■ **Collected data entries**:
■ ■ ■ ■

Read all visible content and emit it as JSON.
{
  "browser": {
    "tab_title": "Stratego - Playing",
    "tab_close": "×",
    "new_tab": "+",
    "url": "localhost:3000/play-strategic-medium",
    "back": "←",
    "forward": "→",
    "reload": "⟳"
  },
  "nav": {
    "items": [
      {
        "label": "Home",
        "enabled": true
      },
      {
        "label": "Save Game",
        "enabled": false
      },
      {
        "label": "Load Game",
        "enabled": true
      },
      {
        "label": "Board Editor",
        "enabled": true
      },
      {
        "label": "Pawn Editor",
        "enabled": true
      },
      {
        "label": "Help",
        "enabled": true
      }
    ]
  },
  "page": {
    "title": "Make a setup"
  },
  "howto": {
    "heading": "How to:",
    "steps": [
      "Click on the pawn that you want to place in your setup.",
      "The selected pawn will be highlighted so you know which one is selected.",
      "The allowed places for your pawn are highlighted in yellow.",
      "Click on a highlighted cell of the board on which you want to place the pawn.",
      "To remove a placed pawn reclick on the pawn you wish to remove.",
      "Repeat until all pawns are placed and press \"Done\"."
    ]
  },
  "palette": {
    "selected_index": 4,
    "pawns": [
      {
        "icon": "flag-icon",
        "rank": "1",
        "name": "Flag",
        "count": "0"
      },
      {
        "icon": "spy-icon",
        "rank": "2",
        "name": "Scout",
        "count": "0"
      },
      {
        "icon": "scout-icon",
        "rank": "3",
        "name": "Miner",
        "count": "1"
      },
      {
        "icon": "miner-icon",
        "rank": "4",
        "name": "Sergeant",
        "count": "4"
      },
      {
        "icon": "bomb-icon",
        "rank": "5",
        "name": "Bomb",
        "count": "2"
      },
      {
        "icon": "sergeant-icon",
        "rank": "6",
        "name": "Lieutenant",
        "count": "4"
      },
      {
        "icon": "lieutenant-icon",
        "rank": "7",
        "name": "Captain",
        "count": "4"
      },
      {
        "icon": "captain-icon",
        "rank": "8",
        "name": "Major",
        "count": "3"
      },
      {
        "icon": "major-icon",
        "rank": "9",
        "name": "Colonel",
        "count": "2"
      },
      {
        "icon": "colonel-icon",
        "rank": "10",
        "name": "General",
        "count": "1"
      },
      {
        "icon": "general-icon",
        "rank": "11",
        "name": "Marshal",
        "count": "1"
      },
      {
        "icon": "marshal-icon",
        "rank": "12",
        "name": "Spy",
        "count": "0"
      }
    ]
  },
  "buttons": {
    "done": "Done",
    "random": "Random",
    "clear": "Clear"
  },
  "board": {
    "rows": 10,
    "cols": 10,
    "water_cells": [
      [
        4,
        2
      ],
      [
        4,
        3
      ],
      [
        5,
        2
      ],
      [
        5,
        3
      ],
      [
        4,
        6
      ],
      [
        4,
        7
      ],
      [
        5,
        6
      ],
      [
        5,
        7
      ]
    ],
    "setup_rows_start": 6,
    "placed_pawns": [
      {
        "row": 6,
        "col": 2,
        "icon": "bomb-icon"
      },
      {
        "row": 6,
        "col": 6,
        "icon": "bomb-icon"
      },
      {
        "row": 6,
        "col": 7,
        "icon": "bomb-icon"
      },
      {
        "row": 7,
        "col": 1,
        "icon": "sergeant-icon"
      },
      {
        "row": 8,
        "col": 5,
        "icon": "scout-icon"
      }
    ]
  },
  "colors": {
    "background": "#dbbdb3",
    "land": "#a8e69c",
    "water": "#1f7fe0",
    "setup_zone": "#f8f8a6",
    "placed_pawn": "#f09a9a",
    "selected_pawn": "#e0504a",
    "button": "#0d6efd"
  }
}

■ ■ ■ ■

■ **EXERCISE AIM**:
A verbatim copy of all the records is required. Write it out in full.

■ **RESULT BELOW**:
Read all visible content and emit it as JSON.
{
  "browser": {
    "tab_title": "Stratego - Playing",
    "tab_close": "×",
    "new_tab": "+",
    "url": "localhost:3000/play-strategic-medium",
    "back": "←",
    "forward": "→",
    "reload": "⟳"
  },
  "nav": {
    "items": [
      {
        "label": "Home",
        "enabled": true
      },
      {
        "label": "Save Game",
        "enabled": false
      },
      {
        "label": "Load Game",
        "enabled": true
      },
      {
        "label": "Board Editor",
        "enabled": true
      },
      {
        "label": "Pawn Editor",
        "enabled": true
      },
      {
        "label": "Help",
        "enabled": true
      }
    ]
  },
  "page": {
    "title": "Make a setup"
  },
  "howto": {
    "heading": "How to:",
    "steps": [
      "Click on the pawn that you want to place in your setup.",
      "The selected pawn will be highlighted so you know which one is selected.",
      "The allowed places for your pawn are highlighted in yellow.",
      "Click on a highlighted cell of the board on which you want to place the pawn.",
      "To remove a placed pawn reclick on the pawn you wish to remove.",
      "Repeat until all pawns are placed and press \"Done\"."
    ]
  },
  "palette": {
    "selected_index": 4,
    "pawns": [
      {
        "icon": "flag-icon",
        "rank": "1",
        "name": "Flag",
        "count": "0"
      },
      {
        "icon": "spy-icon",
        "rank": "2",
        "name": "Scout",
        "count": "0"
      },
      {
        "icon": "scout-icon",
        "rank": "3",
        "name": "Miner",
        "count": "1"
      },
      {
        "icon": "miner-icon",
        "rank": "4",
        "name": "Sergeant",
        "count": "4"
      },
      {
        "icon": "bomb-icon",
        "rank": "5",
        "name": "Bomb",
        "count": "2"
      },
      {
        "icon": "sergeant-icon",
        "rank": "6",
        "name": "Lieutenant",
        "count": "4"
      },
      {
        "icon": "lieutenant-icon",
        "rank": "7",
        "name": "Captain",
        "count": "4"
      },
      {
        "icon": "captain-icon",
        "rank": "8",
        "name": "Major",
        "count": "3"
      },
      {
        "icon": "major-icon",
        "rank": "9",
        "name": "Colonel",
        "count": "2"
      },
      {
        "icon": "colonel-icon",
        "rank": "10",
        "name": "General",
        "count": "1"
      },
      {
        "icon": "general-icon",
        "rank": "11",
        "name": "Marshal",
        "count": "1"
      },
      {
        "icon": "marshal-icon",
        "rank": "12",
        "name": "Spy",
        "count": "0"
      }
    ]
  },
  "buttons": {
    "done": "Done",
    "random": "Random",
    "clear": "Clear"
  },
  "board": {
    "rows": 10,
    "cols": 10,
    "water_cells": [
      [
        4,
        2
      ],
      [
        4,
        3
      ],
      [
        5,
        2
      ],
      [
        5,
        3
      ],
      [
        4,
        6
      ],
      [
        4,
        7
      ],
      [
        5,
        6
      ],
      [
        5,
        7
      ]
    ],
    "setup_rows_start": 6,
    "placed_pawns": [
      {
        "row": 6,
        "col": 2,
        "icon": "bomb-icon"
      },
      {
        "row": 6,
        "col": 6,
        "icon": "bomb-icon"
      },
      {
        "row": 6,
        "col": 7,
        "icon": "bomb-icon"
      },
      {
        "row": 7,
        "col": 1,
        "icon": "sergeant-icon"
      },
      {
        "row": 8,
        "col": 5,
        "icon": "scout-icon"
      }
    ]
  },
  "colors": {
    "background": "#dbbdb3",
    "land": "#a8e69c",
    "water": "#1f7fe0",
    "setup_zone": "#f8f8a6",
    "placed_pawn": "#f09a9a",
    "selected_pawn": "#e0504a",
    "button": "#0d6efd"
  }
}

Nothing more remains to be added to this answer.